The state has 7 different major regions, which are the Great North Woods, the Lakes region, the White Mountains, the seacoast, the Merrimack Valley, the Monadnock region, and the Dartmouth-Lake Sunapee area.
The northern part of the state is made of tree-covered forested lands and the southeast the coastline. New Hampshire has the highest percentage of timberland area in the country, and the shortest ocean coastline of only 18 miles.
The peak of Mount Washington is famous for the place of the world's 2nd highest wind speed ever recorded at 231 miles per hour in 1934.
Several deep and glacier-carved lakes are found across the state, as a result of the latest Ice Age.
New Hampshire has plenty of tourist attractions, with its natural resources the most visited sites. The Mount Washington Auto Road is an experience tourists should not miss, as this 8-mile drive ascending the mountain offers breathtaking views and sights that are unmatched anywhere else in the country.
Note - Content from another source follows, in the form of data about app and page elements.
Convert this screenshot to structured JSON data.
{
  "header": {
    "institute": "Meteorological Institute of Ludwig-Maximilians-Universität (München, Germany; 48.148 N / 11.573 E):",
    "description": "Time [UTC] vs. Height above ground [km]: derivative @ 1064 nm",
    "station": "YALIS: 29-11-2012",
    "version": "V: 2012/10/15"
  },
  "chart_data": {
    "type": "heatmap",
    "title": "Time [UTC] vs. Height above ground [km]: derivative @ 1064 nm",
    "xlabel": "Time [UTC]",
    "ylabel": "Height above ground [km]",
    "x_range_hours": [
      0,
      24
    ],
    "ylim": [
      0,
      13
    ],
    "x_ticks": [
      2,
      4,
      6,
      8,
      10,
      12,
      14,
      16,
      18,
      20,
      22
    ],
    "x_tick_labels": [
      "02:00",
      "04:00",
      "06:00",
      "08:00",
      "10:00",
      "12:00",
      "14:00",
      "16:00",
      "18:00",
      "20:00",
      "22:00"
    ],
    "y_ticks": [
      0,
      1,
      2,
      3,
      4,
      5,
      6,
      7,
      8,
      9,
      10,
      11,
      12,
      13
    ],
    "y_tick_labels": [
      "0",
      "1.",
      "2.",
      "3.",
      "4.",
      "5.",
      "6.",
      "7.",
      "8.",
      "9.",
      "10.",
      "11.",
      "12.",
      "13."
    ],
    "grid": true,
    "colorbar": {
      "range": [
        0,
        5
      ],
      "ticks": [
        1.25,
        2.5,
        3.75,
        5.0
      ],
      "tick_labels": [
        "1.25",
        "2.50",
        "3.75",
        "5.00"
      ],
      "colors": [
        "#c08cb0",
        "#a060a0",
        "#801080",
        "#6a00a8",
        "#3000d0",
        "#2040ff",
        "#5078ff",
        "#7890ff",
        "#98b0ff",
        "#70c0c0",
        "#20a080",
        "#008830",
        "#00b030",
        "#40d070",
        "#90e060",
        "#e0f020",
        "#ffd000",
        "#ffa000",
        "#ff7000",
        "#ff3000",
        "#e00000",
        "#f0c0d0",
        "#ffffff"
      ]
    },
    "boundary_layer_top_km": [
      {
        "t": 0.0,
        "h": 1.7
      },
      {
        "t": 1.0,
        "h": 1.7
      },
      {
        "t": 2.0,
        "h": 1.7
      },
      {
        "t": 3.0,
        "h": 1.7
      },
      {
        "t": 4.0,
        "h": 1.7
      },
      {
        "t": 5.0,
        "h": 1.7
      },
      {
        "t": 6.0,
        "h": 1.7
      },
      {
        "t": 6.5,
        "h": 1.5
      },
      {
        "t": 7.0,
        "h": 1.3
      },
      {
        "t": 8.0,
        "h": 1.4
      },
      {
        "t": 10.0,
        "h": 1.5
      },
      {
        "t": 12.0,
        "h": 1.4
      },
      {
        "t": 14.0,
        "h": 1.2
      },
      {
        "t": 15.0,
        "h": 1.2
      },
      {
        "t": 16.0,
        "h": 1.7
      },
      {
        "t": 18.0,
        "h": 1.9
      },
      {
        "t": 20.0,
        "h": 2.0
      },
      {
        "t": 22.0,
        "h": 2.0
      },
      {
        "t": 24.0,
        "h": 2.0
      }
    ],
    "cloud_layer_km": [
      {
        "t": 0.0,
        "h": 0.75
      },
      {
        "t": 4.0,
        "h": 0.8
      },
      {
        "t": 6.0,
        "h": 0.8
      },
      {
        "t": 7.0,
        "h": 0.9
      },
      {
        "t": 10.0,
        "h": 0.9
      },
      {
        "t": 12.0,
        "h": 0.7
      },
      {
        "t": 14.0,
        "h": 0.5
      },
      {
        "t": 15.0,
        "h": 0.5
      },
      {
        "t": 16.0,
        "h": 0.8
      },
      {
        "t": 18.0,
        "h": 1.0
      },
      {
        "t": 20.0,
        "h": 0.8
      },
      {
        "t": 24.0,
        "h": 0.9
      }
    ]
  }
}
The Loon Mountain is the most preferred and most visited skiing destination in the state, which is located within the White Mountain National Forest. Another popular skiing destination in the state is the Cranmoore Mountain Resort, located in North Conway, with 200 acres of skiable terrain.
For an experience that brings tourists back in time, the Conway Scenic Railroad is a renovated 1874 historic railway and passenger center, with 3 routes across 35 miles showcasing historic rail routes and offering an old-fashioned railroading experience.
There are 80 public high schools in the state, and 30 private institutions. New Hampshire is also home to Dartmouth College in Hanover - which is a member of the Ivy League schools. Other notable institutions include the Plymouth State University and the University of New Hampshire.
Last Updated : September 11, 2014
Joined the UnionJun 21, 1788
NicknameThe Granite State
Area9,304 sq. mi
Highest pointMount Washington
Lowest pointAtlantic Ocean